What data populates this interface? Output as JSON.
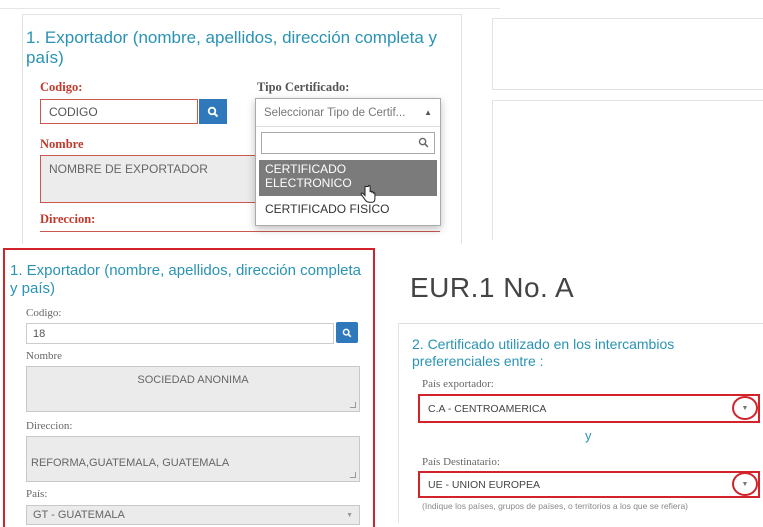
{
  "top": {
    "section_title": "1. Exportador (nombre, apellidos, dirección completa y país)",
    "codigo_label": "Codigo:",
    "codigo_value": "CODIGO",
    "tipo_label": "Tipo Certificado:",
    "tipo_placeholder": "Seleccionar Tipo de Certif...",
    "nombre_label": "Nombre",
    "nombre_value": "NOMBRE DE EXPORTADOR",
    "direccion_label": "Direccion:",
    "options": [
      {
        "label": "CERTIFICADO ELECTRONICO",
        "selected": true
      },
      {
        "label": "CERTIFICADO FISICO",
        "selected": false
      }
    ]
  },
  "left": {
    "section_title": "1. Exportador (nombre, apellidos, dirección completa y país)",
    "codigo_label": "Codigo:",
    "codigo_value": "18",
    "nombre_label": "Nombre",
    "nombre_value": "SOCIEDAD ANONIMA",
    "direccion_label": "Direccion:",
    "direccion_value": "REFORMA,GUATEMALA, GUATEMALA",
    "pais_label": "País:",
    "pais_value": "GT - GUATEMALA"
  },
  "right": {
    "eur_title": "EUR.1 No. A",
    "section_title": "2. Certificado utilizado en los intercambios preferenciales entre :",
    "exportador_label": "País exportador:",
    "exportador_value": "C.A - CENTROAMERICA",
    "connector": "y",
    "destinatario_label": "País Destinatario:",
    "destinatario_value": "UE - UNION EUROPEA",
    "hint": "(Indique los países, grupos de países, o territorios a los que se refiera)"
  },
  "colors": {
    "accent_title": "#2a93b5",
    "highlight_red": "#d2232a",
    "search_button": "#2e78bb",
    "selected_option": "#7b7b7b"
  }
}
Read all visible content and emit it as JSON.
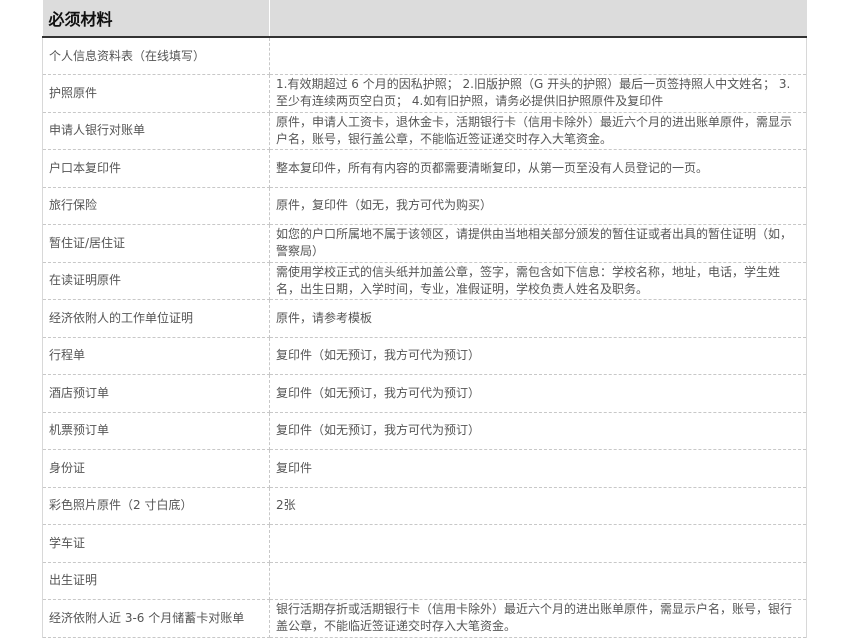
{
  "table": {
    "header": "必须材料",
    "rows": [
      {
        "label": "个人信息资料表（在线填写）",
        "value": ""
      },
      {
        "label": "护照原件",
        "value": "1.有效期超过 6 个月的因私护照； 2.旧版护照（G 开头的护照）最后一页签持照人中文姓名； 3.至少有连续两页空白页； 4.如有旧护照，请务必提供旧护照原件及复印件"
      },
      {
        "label": "申请人银行对账单",
        "value": "原件，申请人工资卡，退休金卡，活期银行卡（信用卡除外）最近六个月的进出账单原件，需显示户名，账号，银行盖公章，不能临近签证递交时存入大笔资金。"
      },
      {
        "label": "户口本复印件",
        "value": "整本复印件，所有有内容的页都需要清晰复印，从第一页至没有人员登记的一页。"
      },
      {
        "label": "旅行保险",
        "value": "原件，复印件（如无，我方可代为购买）"
      },
      {
        "label": "暂住证/居住证",
        "value": "如您的户口所属地不属于该领区，请提供由当地相关部分颁发的暂住证或者出具的暂住证明（如，警察局）"
      },
      {
        "label": "在读证明原件",
        "value": "需使用学校正式的信头纸并加盖公章，签字，需包含如下信息：学校名称，地址，电话，学生姓名，出生日期，入学时间，专业，准假证明，学校负责人姓名及职务。"
      },
      {
        "label": "经济依附人的工作单位证明",
        "value": "原件，请参考模板"
      },
      {
        "label": "行程单",
        "value": "复印件（如无预订，我方可代为预订）"
      },
      {
        "label": "酒店预订单",
        "value": "复印件（如无预订，我方可代为预订）"
      },
      {
        "label": "机票预订单",
        "value": "复印件（如无预订，我方可代为预订）"
      },
      {
        "label": "身份证",
        "value": "复印件"
      },
      {
        "label": "彩色照片原件（2 寸白底）",
        "value": "2张"
      },
      {
        "label": "学车证",
        "value": ""
      },
      {
        "label": "出生证明",
        "value": ""
      },
      {
        "label": "经济依附人近 3-6 个月储蓄卡对账单",
        "value": "银行活期存折或活期银行卡（信用卡除外）最近六个月的进出账单原件，需显示户名，账号，银行盖公章，不能临近签证递交时存入大笔资金。"
      }
    ]
  }
}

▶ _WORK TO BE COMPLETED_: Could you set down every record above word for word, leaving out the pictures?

▶ _TASK ANSWER_:
What data populates this interface? Output as JSON.
{
  "top": {
    "section_title": "1. Exportador (nombre, apellidos, dirección completa y país)",
    "codigo_label": "Codigo:",
    "codigo_value": "CODIGO",
    "tipo_label": "Tipo Certificado:",
    "tipo_placeholder": "Seleccionar Tipo de Certif...",
    "nombre_label": "Nombre",
    "nombre_value": "NOMBRE DE EXPORTADOR",
    "direccion_label": "Direccion:",
    "options": [
      {
        "label": "CERTIFICADO ELECTRONICO",
        "selected": true
      },
      {
        "label": "CERTIFICADO FISICO",
        "selected": false
      }
    ]
  },
  "left": {
    "section_title": "1. Exportador (nombre, apellidos, dirección completa y país)",
    "codigo_label": "Codigo:",
    "codigo_value": "18",
    "nombre_label": "Nombre",
    "nombre_value": "SOCIEDAD ANONIMA",
    "direccion_label": "Direccion:",
    "direccion_value": "REFORMA,GUATEMALA, GUATEMALA",
    "pais_label": "País:",
    "pais_value": "GT - GUATEMALA"
  },
  "right": {
    "eur_title": "EUR.1 No. A",
    "section_title": "2. Certificado utilizado en los intercambios preferenciales entre :",
    "exportador_label": "País exportador:",
    "exportador_value": "C.A - CENTROAMERICA",
    "connector": "y",
    "destinatario_label": "País Destinatario:",
    "destinatario_value": "UE - UNION EUROPEA",
    "hint": "(Indique los países, grupos de países, o territorios a los que se refiera)"
  },
  "colors": {
    "accent_title": "#2a93b5",
    "highlight_red": "#d2232a",
    "search_button": "#2e78bb",
    "selected_option": "#7b7b7b"
  }
}
Read all visible content and emit it as JSON.
{
  "table": {
    "header": "必须材料",
    "rows": [
      {
        "label": "个人信息资料表（在线填写）",
        "value": ""
      },
      {
        "label": "护照原件",
        "value": "1.有效期超过 6 个月的因私护照； 2.旧版护照（G 开头的护照）最后一页签持照人中文姓名； 3.至少有连续两页空白页； 4.如有旧护照，请务必提供旧护照原件及复印件"
      },
      {
        "label": "申请人银行对账单",
        "value": "原件，申请人工资卡，退休金卡，活期银行卡（信用卡除外）最近六个月的进出账单原件，需显示户名，账号，银行盖公章，不能临近签证递交时存入大笔资金。"
      },
      {
        "label": "户口本复印件",
        "value": "整本复印件，所有有内容的页都需要清晰复印，从第一页至没有人员登记的一页。"
      },
      {
        "label": "旅行保险",
        "value": "原件，复印件（如无，我方可代为购买）"
      },
      {
        "label": "暂住证/居住证",
        "value": "如您的户口所属地不属于该领区，请提供由当地相关部分颁发的暂住证或者出具的暂住证明（如，警察局）"
      },
      {
        "label": "在读证明原件",
        "value": "需使用学校正式的信头纸并加盖公章，签字，需包含如下信息：学校名称，地址，电话，学生姓名，出生日期，入学时间，专业，准假证明，学校负责人姓名及职务。"
      },
      {
        "label": "经济依附人的工作单位证明",
        "value": "原件，请参考模板"
      },
      {
        "label": "行程单",
        "value": "复印件（如无预订，我方可代为预订）"
      },
      {
        "label": "酒店预订单",
        "value": "复印件（如无预订，我方可代为预订）"
      },
      {
        "label": "机票预订单",
        "value": "复印件（如无预订，我方可代为预订）"
      },
      {
        "label": "身份证",
        "value": "复印件"
      },
      {
        "label": "彩色照片原件（2 寸白底）",
        "value": "2张"
      },
      {
        "label": "学车证",
        "value": ""
      },
      {
        "label": "出生证明",
        "value": ""
      },
      {
        "label": "经济依附人近 3-6 个月储蓄卡对账单",
        "value": "银行活期存折或活期银行卡（信用卡除外）最近六个月的进出账单原件，需显示户名，账号，银行盖公章，不能临近签证递交时存入大笔资金。"
      }
    ]
  }
}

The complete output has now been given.